What to produce: Top to bottom, output the entries that follow exactly.

The data:
┏━━
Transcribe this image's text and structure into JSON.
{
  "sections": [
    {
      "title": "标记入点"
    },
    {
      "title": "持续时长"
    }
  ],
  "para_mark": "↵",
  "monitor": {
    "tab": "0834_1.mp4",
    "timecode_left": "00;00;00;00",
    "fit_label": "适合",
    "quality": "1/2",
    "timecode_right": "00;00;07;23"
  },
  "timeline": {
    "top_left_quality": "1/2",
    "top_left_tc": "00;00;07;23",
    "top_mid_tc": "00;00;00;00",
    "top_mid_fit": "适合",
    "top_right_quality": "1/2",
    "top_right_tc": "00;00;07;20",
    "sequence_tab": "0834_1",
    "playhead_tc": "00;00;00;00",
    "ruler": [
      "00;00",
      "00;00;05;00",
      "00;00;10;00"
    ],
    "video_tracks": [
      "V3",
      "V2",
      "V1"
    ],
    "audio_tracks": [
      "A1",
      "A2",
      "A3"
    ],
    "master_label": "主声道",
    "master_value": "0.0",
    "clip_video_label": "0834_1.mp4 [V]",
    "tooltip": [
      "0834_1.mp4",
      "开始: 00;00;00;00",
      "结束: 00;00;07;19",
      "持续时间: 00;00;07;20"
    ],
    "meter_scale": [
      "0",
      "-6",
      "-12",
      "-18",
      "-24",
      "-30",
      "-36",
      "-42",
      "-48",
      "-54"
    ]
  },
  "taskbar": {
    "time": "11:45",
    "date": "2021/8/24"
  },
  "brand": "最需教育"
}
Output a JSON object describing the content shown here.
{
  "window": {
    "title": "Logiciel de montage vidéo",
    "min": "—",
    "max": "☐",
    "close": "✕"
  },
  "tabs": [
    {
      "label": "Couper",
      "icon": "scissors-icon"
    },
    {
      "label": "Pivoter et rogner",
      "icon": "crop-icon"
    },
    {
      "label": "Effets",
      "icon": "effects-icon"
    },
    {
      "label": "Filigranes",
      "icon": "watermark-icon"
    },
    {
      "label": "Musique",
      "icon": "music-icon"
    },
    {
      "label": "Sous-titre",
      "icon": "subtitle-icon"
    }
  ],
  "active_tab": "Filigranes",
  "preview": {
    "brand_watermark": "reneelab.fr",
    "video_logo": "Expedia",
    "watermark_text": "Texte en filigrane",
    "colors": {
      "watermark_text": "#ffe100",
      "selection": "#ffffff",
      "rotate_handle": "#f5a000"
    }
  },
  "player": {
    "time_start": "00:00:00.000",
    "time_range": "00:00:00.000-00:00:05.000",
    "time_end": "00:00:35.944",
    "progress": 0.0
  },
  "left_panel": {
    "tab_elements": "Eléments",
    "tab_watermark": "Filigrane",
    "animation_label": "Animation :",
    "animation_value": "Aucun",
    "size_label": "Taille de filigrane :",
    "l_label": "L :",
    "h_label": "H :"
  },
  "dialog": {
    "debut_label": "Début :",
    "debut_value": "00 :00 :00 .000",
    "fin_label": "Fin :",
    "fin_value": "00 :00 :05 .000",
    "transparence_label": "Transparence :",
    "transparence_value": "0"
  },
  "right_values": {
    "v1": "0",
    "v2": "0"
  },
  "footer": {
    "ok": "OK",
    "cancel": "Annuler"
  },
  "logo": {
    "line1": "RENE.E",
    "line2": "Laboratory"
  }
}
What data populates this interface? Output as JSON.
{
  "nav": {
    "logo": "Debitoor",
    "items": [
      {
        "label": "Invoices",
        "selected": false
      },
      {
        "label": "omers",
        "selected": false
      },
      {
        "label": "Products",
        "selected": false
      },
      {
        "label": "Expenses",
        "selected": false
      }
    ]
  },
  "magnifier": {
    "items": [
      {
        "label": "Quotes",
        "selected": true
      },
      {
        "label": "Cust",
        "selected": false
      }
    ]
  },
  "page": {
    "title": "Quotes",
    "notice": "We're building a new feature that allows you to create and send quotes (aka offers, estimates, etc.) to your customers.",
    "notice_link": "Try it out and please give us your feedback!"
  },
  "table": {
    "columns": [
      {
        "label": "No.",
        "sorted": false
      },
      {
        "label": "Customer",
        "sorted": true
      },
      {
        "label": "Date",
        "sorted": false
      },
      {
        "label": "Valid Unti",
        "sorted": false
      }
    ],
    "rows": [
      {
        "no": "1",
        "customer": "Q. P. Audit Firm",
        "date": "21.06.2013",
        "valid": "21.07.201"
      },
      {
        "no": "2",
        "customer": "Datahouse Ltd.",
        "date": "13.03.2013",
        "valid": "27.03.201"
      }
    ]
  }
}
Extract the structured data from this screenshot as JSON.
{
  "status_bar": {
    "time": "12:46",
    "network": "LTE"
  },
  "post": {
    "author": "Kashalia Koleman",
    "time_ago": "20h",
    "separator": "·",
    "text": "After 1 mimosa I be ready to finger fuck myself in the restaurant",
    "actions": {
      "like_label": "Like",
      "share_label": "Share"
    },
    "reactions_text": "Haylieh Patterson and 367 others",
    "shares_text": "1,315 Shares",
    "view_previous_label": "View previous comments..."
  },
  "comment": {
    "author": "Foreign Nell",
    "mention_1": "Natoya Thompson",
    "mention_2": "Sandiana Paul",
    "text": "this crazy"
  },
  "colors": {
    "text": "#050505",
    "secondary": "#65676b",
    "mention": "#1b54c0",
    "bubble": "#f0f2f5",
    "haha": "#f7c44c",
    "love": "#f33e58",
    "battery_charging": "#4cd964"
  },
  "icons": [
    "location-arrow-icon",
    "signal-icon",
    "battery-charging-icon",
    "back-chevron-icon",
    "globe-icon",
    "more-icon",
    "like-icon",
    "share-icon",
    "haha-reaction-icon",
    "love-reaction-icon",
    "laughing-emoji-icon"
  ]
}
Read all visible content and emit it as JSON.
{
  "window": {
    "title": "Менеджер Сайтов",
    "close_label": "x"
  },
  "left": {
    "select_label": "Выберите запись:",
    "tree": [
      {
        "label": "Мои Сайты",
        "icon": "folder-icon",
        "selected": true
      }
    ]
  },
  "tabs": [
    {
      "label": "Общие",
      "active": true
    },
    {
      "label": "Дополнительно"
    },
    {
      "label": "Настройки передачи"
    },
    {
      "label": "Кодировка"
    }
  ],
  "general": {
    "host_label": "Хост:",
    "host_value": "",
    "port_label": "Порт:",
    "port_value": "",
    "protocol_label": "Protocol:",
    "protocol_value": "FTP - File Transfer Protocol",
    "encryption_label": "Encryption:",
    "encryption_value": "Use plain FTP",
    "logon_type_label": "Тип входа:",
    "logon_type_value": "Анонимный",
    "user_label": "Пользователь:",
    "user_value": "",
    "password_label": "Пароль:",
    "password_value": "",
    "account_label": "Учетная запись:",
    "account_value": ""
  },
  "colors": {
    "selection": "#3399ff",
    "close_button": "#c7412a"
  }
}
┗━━
Written answer:
Transcribe this image's text and structure into JSON.
{
  "sections": [
    {
      "title": "标记入点"
    },
    {
      "title": "持续时长"
    }
  ],
  "para_mark": "↵",
  "monitor": {
    "tab": "0834_1.mp4",
    "timecode_left": "00;00;00;00",
    "fit_label": "适合",
    "quality": "1/2",
    "timecode_right": "00;00;07;23"
  },
  "timeline": {
    "top_left_quality": "1/2",
    "top_left_tc": "00;00;07;23",
    "top_mid_tc": "00;00;00;00",
    "top_mid_fit": "适合",
    "top_right_quality": "1/2",
    "top_right_tc": "00;00;07;20",
    "sequence_tab": "0834_1",
    "playhead_tc": "00;00;00;00",
    "ruler": [
      "00;00",
      "00;00;05;00",
      "00;00;10;00"
    ],
    "video_tracks": [
      "V3",
      "V2",
      "V1"
    ],
    "audio_tracks": [
      "A1",
      "A2",
      "A3"
    ],
    "master_label": "主声道",
    "master_value": "0.0",
    "clip_video_label": "0834_1.mp4 [V]",
    "tooltip": [
      "0834_1.mp4",
      "开始: 00;00;00;00",
      "结束: 00;00;07;19",
      "持续时间: 00;00;07;20"
    ],
    "meter_scale": [
      "0",
      "-6",
      "-12",
      "-18",
      "-24",
      "-30",
      "-36",
      "-42",
      "-48",
      "-54"
    ]
  },
  "taskbar": {
    "time": "11:45",
    "date": "2021/8/24"
  },
  "brand": "最需教育"
}
Output a JSON object describing the content shown here.
{
  "window": {
    "title": "Logiciel de montage vidéo",
    "min": "—",
    "max": "☐",
    "close": "✕"
  },
  "tabs": [
    {
      "label": "Couper",
      "icon": "scissors-icon"
    },
    {
      "label": "Pivoter et rogner",
      "icon": "crop-icon"
    },
    {
      "label": "Effets",
      "icon": "effects-icon"
    },
    {
      "label": "Filigranes",
      "icon": "watermark-icon"
    },
    {
      "label": "Musique",
      "icon": "music-icon"
    },
    {
      "label": "Sous-titre",
      "icon": "subtitle-icon"
    }
  ],
  "active_tab": "Filigranes",
  "preview": {
    "brand_watermark": "reneelab.fr",
    "video_logo": "Expedia",
    "watermark_text": "Texte en filigrane",
    "colors": {
      "watermark_text": "#ffe100",
      "selection": "#ffffff",
      "rotate_handle": "#f5a000"
    }
  },
  "player": {
    "time_start": "00:00:00.000",
    "time_range": "00:00:00.000-00:00:05.000",
    "time_end": "00:00:35.944",
    "progress": 0.0
  },
  "left_panel": {
    "tab_elements": "Eléments",
    "tab_watermark": "Filigrane",
    "animation_label": "Animation :",
    "animation_value": "Aucun",
    "size_label": "Taille de filigrane :",
    "l_label": "L :",
    "h_label": "H :"
  },
  "dialog": {
    "debut_label": "Début :",
    "debut_value": "00 :00 :00 .000",
    "fin_label": "Fin :",
    "fin_value": "00 :00 :05 .000",
    "transparence_label": "Transparence :",
    "transparence_value": "0"
  },
  "right_values": {
    "v1": "0",
    "v2": "0"
  },
  "footer": {
    "ok": "OK",
    "cancel": "Annuler"
  },
  "logo": {
    "line1": "RENE.E",
    "line2": "Laboratory"
  }
}
What data populates this interface? Output as JSON.
{
  "nav": {
    "logo": "Debitoor",
    "items": [
      {
        "label": "Invoices",
        "selected": false
      },
      {
        "label": "omers",
        "selected": false
      },
      {
        "label": "Products",
        "selected": false
      },
      {
        "label": "Expenses",
        "selected": false
      }
    ]
  },
  "magnifier": {
    "items": [
      {
        "label": "Quotes",
        "selected": true
      },
      {
        "label": "Cust",
        "selected": false
      }
    ]
  },
  "page": {
    "title": "Quotes",
    "notice": "We're building a new feature that allows you to create and send quotes (aka offers, estimates, etc.) to your customers.",
    "notice_link": "Try it out and please give us your feedback!"
  },
  "table": {
    "columns": [
      {
        "label": "No.",
        "sorted": false
      },
      {
        "label": "Customer",
        "sorted": true
      },
      {
        "label": "Date",
        "sorted": false
      },
      {
        "label": "Valid Unti",
        "sorted": false
      }
    ],
    "rows": [
      {
        "no": "1",
        "customer": "Q. P. Audit Firm",
        "date": "21.06.2013",
        "valid": "21.07.201"
      },
      {
        "no": "2",
        "customer": "Datahouse Ltd.",
        "date": "13.03.2013",
        "valid": "27.03.201"
      }
    ]
  }
}
Extract the structured data from this screenshot as JSON.
{
  "status_bar": {
    "time": "12:46",
    "network": "LTE"
  },
  "post": {
    "author": "Kashalia Koleman",
    "time_ago": "20h",
    "separator": "·",
    "text": "After 1 mimosa I be ready to finger fuck myself in the restaurant",
    "actions": {
      "like_label": "Like",
      "share_label": "Share"
    },
    "reactions_text": "Haylieh Patterson and 367 others",
    "shares_text": "1,315 Shares",
    "view_previous_label": "View previous comments..."
  },
  "comment": {
    "author": "Foreign Nell",
    "mention_1": "Natoya Thompson",
    "mention_2": "Sandiana Paul",
    "text": "this crazy"
  },
  "colors": {
    "text": "#050505",
    "secondary": "#65676b",
    "mention": "#1b54c0",
    "bubble": "#f0f2f5",
    "haha": "#f7c44c",
    "love": "#f33e58",
    "battery_charging": "#4cd964"
  },
  "icons": [
    "location-arrow-icon",
    "signal-icon",
    "battery-charging-icon",
    "back-chevron-icon",
    "globe-icon",
    "more-icon",
    "like-icon",
    "share-icon",
    "haha-reaction-icon",
    "love-reaction-icon",
    "laughing-emoji-icon"
  ]
}
Read all visible content and emit it as JSON.
{
  "window": {
    "title": "Менеджер Сайтов",
    "close_label": "x"
  },
  "left": {
    "select_label": "Выберите запись:",
    "tree": [
      {
        "label": "Мои Сайты",
        "icon": "folder-icon",
        "selected": true
      }
    ]
  },
  "tabs": [
    {
      "label": "Общие",
      "active": true
    },
    {
      "label": "Дополнительно"
    },
    {
      "label": "Настройки передачи"
    },
    {
      "label": "Кодировка"
    }
  ],
  "general": {
    "host_label": "Хост:",
    "host_value": "",
    "port_label": "Порт:",
    "port_value": "",
    "protocol_label": "Protocol:",
    "protocol_value": "FTP - File Transfer Protocol",
    "encryption_label": "Encryption:",
    "encryption_value": "Use plain FTP",
    "logon_type_label": "Тип входа:",
    "logon_type_value": "Анонимный",
    "user_label": "Пользователь:",
    "user_value": "",
    "password_label": "Пароль:",
    "password_value": "",
    "account_label": "Учетная запись:",
    "account_value": ""
  },
  "colors": {
    "selection": "#3399ff",
    "close_button": "#c7412a"
  }
}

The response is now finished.